Sunday, May 10, 2015

NAMIWalks 2015: May 17

Folks, I have an announcement to make.

This coming Sunday, May 17, I'll be walking to help de-stigmatize mental illness in Portland. Please, please, please support this extremely worthy cause by donating to NAMI.

Thank you for your support.

Sunday, May 3, 2015

PTSD and What It Means for a Relationship

Many of you know this, but my wife has PTSD and ADHD. I don't have either. However, because I love someone that does have PTSD, I encounter it on a near-daily basis. Over the last few years, I have learned several things, and over the last couple of years, I have learned a lot about this loaded disorder. What I want for this post is to relay some of the things that I have learned as I reflect on the relationship I have with my wife. Now, let me say this right up front: I am not a medical professional, nor am I a marriage therapist or counselor of any kind. None of the things in this post (or this blog for that matter) should be taken as medical or relationship advice. Also, I want to say that survivors with PTSD do not all have the same circumstances. I will do my best to generalize, but it is difficult when no two people have the same experiences.

My wife and I were together for several years before she received a diagnosis of PTSD, so the last few years have been a quest for knowledge and understanding on both our parts.

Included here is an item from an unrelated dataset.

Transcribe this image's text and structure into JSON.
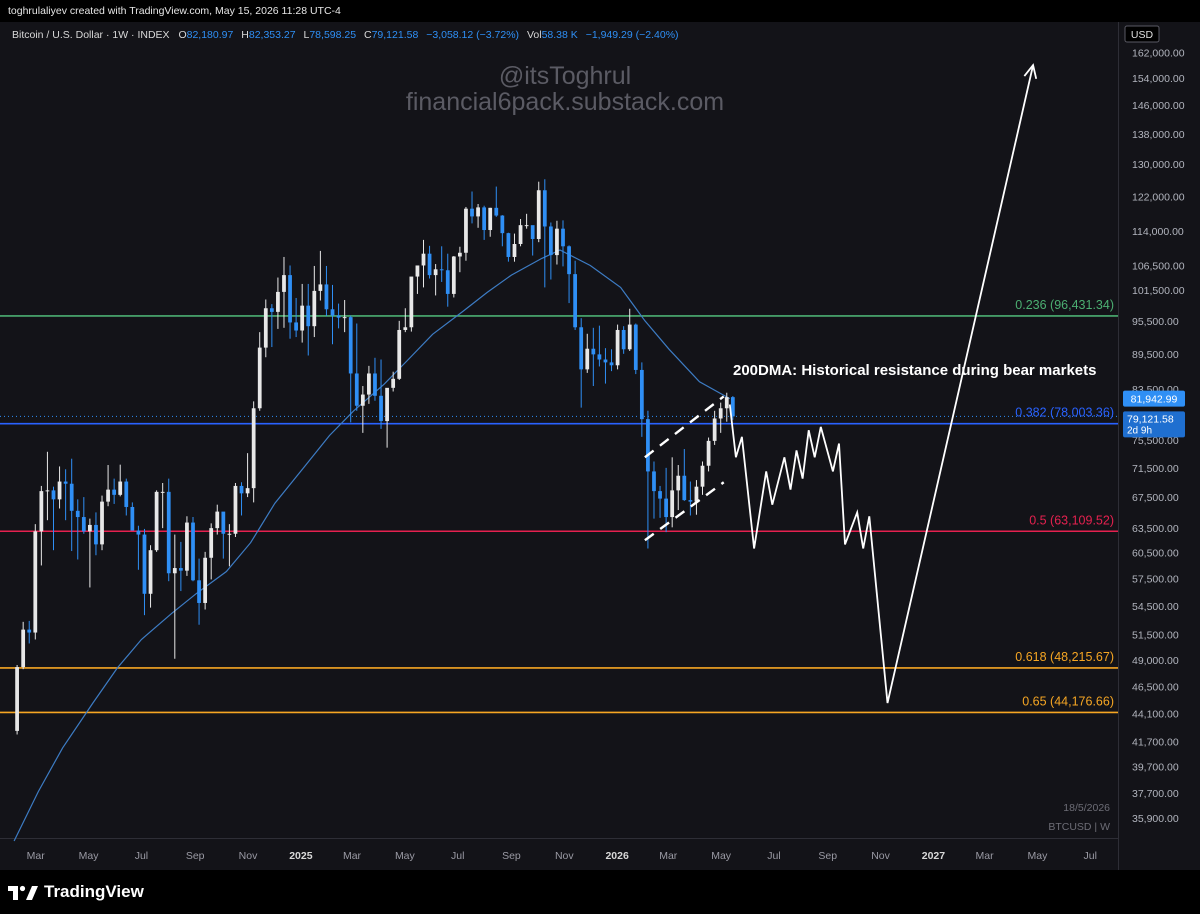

  1. PTSD means that conflict will happen and vary in intensity.
  2. It is imperative to create an environment of safety and to make sure your partner has control when he or she is in flashback mode. Not only that, make sure your partner knows that he or she is in control when their symptoms are high.
  3. At times, PTSD means deep, intimate discussions about PTSD. Other times, it means greater distance.
  4. PTSD triggers are [sometimes] unpredictable. A way of thinking about this is "connecting the dots". For example, say you hear a loud motor whiz by as you're driving down the highway. For a PTSD survivor, a loud motor can be a trigger that connects to all sorts of other triggers and effects: A loud motor connects to a car accident that connects to medical bills that connects to avoidance of opening mail that connects to not answering phone calls...
  5. Some days are easier to manage than others—but symptom level management is something a survivor will deal with on a daily basis.
  6. Healthy coping methods should be in place at all times. This varies from person to person, so it's important to keep active discussions about them.
  7. At times, the partner's role is more active. Other times, the partner's role is more passive.
  8. Never, never, never, ever invalidate a partner's trigger or PTSD.
  9. Both of you: Get extra support and vent frustrations.
  10. Above all, communication and safety are two keys to deep intimacy.